**What the exercise asks:** Please return all of the records verbatim, with the pictures omitted.

**Task inputs:**
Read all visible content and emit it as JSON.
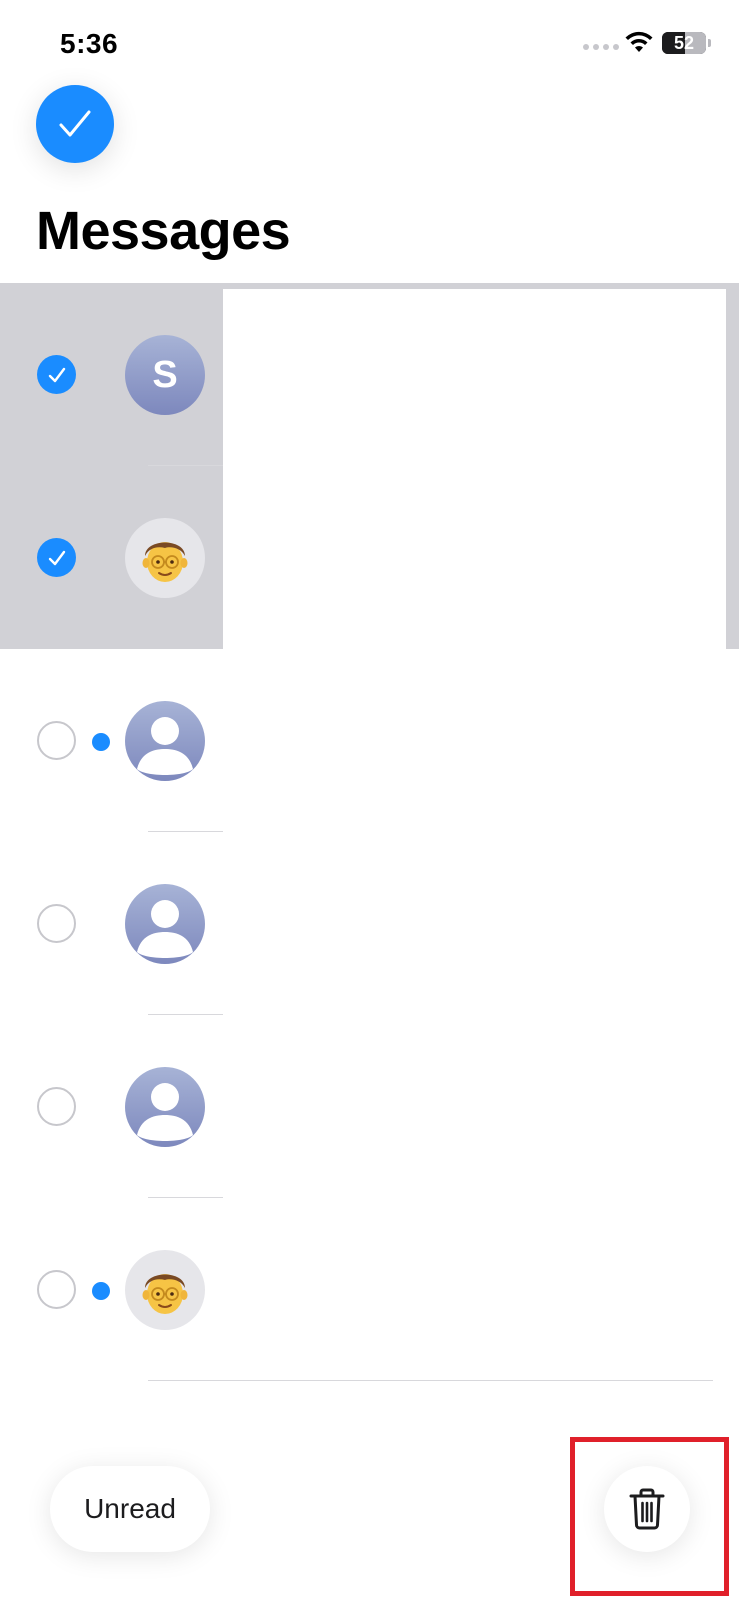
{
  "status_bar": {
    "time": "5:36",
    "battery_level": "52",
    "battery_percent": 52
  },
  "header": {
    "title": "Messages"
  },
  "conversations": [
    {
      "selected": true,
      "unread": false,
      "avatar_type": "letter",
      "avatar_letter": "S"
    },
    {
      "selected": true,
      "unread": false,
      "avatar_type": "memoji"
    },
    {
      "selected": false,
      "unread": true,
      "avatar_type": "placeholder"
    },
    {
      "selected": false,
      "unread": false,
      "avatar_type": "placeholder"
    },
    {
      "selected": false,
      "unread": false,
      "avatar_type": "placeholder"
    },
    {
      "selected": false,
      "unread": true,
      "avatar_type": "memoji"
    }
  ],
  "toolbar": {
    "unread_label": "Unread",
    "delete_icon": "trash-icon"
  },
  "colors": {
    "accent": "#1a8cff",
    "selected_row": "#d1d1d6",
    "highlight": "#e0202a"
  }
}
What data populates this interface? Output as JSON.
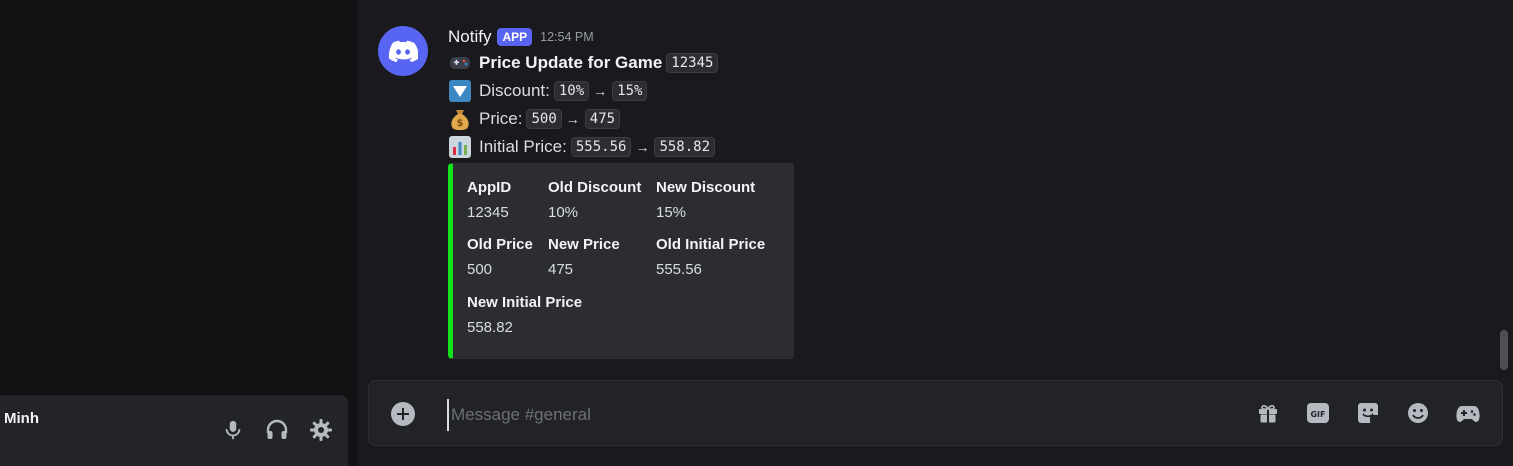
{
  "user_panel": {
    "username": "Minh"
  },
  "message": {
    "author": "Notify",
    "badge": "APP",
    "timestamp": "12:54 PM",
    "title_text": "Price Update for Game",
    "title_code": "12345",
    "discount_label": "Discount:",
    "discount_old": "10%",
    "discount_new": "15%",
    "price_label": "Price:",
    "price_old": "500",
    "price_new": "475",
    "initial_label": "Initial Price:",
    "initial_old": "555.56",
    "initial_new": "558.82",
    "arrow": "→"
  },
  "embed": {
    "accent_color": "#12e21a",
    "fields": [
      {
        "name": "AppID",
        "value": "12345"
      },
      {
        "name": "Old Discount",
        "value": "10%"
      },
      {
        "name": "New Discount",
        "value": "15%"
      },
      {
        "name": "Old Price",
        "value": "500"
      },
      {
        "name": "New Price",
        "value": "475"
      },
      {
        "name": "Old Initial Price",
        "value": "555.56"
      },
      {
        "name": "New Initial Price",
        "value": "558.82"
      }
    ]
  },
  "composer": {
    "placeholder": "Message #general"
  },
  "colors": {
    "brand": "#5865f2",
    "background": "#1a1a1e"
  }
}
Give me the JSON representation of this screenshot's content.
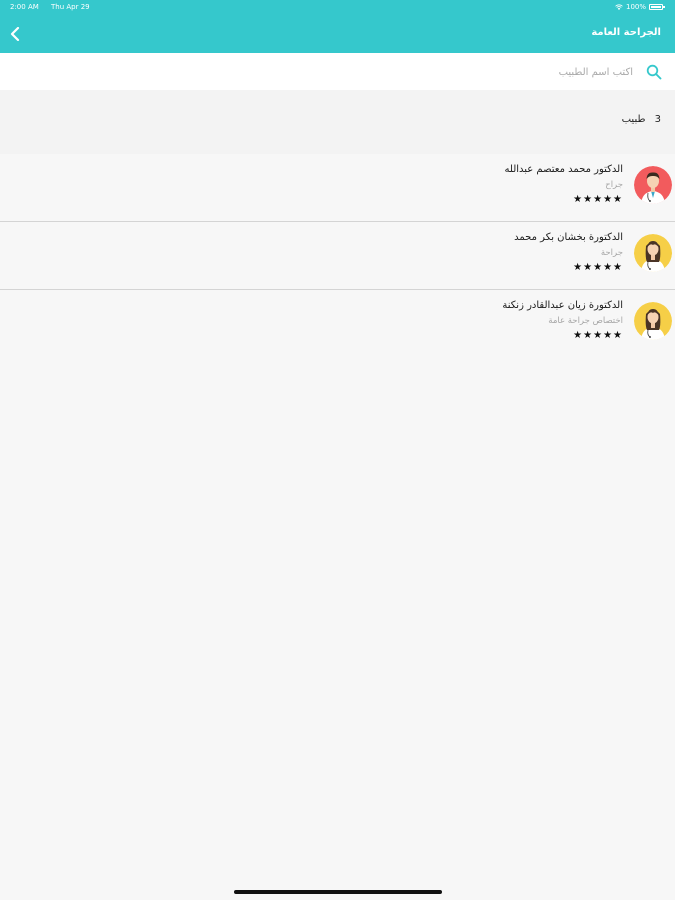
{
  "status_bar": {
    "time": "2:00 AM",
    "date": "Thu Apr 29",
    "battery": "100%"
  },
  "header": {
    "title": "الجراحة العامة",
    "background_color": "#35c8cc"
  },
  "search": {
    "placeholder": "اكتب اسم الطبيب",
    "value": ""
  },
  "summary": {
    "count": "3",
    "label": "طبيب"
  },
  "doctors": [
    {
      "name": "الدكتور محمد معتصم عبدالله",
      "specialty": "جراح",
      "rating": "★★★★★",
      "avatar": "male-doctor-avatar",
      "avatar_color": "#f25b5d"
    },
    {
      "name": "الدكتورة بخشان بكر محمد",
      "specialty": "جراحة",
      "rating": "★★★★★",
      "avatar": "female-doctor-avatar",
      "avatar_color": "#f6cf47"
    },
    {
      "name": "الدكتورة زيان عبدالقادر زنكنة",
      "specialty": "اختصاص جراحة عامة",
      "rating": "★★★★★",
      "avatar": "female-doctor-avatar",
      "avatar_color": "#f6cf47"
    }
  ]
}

**Answer for the task:**
Read all visible content and emit it as JSON.
{
  "status_bar": {
    "time": "5:36",
    "battery_level": "52",
    "battery_percent": 52
  },
  "header": {
    "title": "Messages"
  },
  "conversations": [
    {
      "selected": true,
      "unread": false,
      "avatar_type": "letter",
      "avatar_letter": "S"
    },
    {
      "selected": true,
      "unread": false,
      "avatar_type": "memoji"
    },
    {
      "selected": false,
      "unread": true,
      "avatar_type": "placeholder"
    },
    {
      "selected": false,
      "unread": false,
      "avatar_type": "placeholder"
    },
    {
      "selected": false,
      "unread": false,
      "avatar_type": "placeholder"
    },
    {
      "selected": false,
      "unread": true,
      "avatar_type": "memoji"
    }
  ],
  "toolbar": {
    "unread_label": "Unread",
    "delete_icon": "trash-icon"
  },
  "colors": {
    "accent": "#1a8cff",
    "selected_row": "#d1d1d6",
    "highlight": "#e0202a"
  }
}
What data populates this interface? Output as JSON.
{
  "user_panel": {
    "username": "Minh"
  },
  "message": {
    "author": "Notify",
    "badge": "APP",
    "timestamp": "12:54 PM",
    "title_text": "Price Update for Game",
    "title_code": "12345",
    "discount_label": "Discount:",
    "discount_old": "10%",
    "discount_new": "15%",
    "price_label": "Price:",
    "price_old": "500",
    "price_new": "475",
    "initial_label": "Initial Price:",
    "initial_old": "555.56",
    "initial_new": "558.82",
    "arrow": "→"
  },
  "embed": {
    "accent_color": "#12e21a",
    "fields": [
      {
        "name": "AppID",
        "value": "12345"
      },
      {
        "name": "Old Discount",
        "value": "10%"
      },
      {
        "name": "New Discount",
        "value": "15%"
      },
      {
        "name": "Old Price",
        "value": "500"
      },
      {
        "name": "New Price",
        "value": "475"
      },
      {
        "name": "Old Initial Price",
        "value": "555.56"
      },
      {
        "name": "New Initial Price",
        "value": "558.82"
      }
    ]
  },
  "composer": {
    "placeholder": "Message #general"
  },
  "colors": {
    "brand": "#5865f2",
    "background": "#1a1a1e"
  }
}
Give me the JSON representation of this screenshot's content.
{
  "status_bar": {
    "time": "2:00 AM",
    "date": "Thu Apr 29",
    "battery": "100%"
  },
  "header": {
    "title": "الجراحة العامة",
    "background_color": "#35c8cc"
  },
  "search": {
    "placeholder": "اكتب اسم الطبيب",
    "value": ""
  },
  "summary": {
    "count": "3",
    "label": "طبيب"
  },
  "doctors": [
    {
      "name": "الدكتور محمد معتصم عبدالله",
      "specialty": "جراح",
      "rating": "★★★★★",
      "avatar": "male-doctor-avatar",
      "avatar_color": "#f25b5d"
    },
    {
      "name": "الدكتورة بخشان بكر محمد",
      "specialty": "جراحة",
      "rating": "★★★★★",
      "avatar": "female-doctor-avatar",
      "avatar_color": "#f6cf47"
    },
    {
      "name": "الدكتورة زيان عبدالقادر زنكنة",
      "specialty": "اختصاص جراحة عامة",
      "rating": "★★★★★",
      "avatar": "female-doctor-avatar",
      "avatar_color": "#f6cf47"
    }
  ]
}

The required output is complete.